## MATERIAL FOR THIS EXERCISE
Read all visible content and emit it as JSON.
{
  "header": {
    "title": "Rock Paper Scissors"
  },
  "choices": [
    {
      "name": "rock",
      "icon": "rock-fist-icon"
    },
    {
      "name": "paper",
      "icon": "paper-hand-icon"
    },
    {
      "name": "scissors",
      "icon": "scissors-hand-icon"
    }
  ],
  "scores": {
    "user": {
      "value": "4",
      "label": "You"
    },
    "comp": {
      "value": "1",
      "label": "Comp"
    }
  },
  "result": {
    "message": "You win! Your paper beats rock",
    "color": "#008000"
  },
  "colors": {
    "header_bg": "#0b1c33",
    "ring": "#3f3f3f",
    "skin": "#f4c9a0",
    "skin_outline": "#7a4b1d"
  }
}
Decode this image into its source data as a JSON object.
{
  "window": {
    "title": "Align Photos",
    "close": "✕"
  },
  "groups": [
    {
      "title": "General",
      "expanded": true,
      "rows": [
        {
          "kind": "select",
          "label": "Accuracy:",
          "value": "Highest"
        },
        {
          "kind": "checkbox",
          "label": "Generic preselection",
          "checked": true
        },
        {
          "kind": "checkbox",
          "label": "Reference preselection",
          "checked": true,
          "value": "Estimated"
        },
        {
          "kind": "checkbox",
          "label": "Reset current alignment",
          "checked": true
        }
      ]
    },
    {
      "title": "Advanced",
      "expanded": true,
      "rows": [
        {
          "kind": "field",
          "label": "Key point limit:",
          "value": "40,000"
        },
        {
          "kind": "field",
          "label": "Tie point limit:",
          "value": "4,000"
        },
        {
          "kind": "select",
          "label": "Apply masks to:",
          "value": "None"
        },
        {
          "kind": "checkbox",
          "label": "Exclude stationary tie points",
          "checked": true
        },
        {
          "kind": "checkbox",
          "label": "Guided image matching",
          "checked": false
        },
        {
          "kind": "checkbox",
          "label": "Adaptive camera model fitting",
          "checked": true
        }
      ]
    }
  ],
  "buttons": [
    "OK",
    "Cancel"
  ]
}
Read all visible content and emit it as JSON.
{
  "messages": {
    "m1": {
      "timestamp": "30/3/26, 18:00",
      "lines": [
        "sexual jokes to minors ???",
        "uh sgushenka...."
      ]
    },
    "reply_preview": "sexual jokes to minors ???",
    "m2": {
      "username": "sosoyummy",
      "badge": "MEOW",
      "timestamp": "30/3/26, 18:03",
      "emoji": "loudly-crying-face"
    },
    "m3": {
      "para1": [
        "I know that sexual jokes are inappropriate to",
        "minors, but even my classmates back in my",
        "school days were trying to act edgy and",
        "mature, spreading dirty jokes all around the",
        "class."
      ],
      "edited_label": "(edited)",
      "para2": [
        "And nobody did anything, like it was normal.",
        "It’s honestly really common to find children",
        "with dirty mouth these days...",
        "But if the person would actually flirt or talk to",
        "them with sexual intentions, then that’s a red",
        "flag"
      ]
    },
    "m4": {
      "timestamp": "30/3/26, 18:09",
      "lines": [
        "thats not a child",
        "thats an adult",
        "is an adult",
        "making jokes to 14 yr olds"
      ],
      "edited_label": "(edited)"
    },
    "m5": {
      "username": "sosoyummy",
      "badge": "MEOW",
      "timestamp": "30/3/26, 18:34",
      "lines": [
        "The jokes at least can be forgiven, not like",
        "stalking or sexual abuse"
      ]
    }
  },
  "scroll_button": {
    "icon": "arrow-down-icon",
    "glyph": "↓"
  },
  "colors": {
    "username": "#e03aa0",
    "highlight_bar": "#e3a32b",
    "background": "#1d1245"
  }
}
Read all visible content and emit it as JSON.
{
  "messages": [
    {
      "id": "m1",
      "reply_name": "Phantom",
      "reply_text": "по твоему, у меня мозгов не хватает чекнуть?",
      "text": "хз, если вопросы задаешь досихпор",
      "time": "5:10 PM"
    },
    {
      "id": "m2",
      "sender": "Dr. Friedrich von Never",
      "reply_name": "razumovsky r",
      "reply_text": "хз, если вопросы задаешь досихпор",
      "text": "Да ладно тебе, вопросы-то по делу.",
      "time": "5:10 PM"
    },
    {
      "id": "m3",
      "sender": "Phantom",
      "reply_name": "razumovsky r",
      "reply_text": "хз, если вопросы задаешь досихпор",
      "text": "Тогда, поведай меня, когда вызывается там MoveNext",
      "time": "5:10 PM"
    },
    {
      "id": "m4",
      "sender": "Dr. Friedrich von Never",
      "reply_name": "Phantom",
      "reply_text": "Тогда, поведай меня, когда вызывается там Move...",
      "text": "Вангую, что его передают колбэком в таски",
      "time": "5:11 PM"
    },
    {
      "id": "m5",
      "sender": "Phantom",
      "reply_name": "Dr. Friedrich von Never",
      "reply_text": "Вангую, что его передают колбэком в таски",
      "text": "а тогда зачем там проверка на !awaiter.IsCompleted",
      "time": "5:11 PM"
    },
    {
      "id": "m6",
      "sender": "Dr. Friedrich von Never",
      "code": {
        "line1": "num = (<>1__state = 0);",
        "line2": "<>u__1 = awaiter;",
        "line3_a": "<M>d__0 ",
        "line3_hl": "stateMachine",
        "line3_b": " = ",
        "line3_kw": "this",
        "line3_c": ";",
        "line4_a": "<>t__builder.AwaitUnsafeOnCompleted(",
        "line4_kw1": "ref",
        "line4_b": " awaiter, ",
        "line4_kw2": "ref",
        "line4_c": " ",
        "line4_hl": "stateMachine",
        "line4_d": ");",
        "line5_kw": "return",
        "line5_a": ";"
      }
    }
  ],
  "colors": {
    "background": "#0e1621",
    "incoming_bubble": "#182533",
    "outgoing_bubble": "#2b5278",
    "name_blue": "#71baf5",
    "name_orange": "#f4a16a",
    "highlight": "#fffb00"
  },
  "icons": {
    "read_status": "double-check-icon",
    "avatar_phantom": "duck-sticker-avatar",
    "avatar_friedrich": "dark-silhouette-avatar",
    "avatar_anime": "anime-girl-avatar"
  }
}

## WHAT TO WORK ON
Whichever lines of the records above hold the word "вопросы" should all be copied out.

## SOLUTION TO THIS EXERCISE
      "text": "хз, если вопросы задаешь досихпор",
      "reply_text": "хз, если вопросы задаешь досихпор",
      "text": "Да ладно тебе, вопросы-то по делу.",
      "reply_text": "хз, если вопросы задаешь досихпор",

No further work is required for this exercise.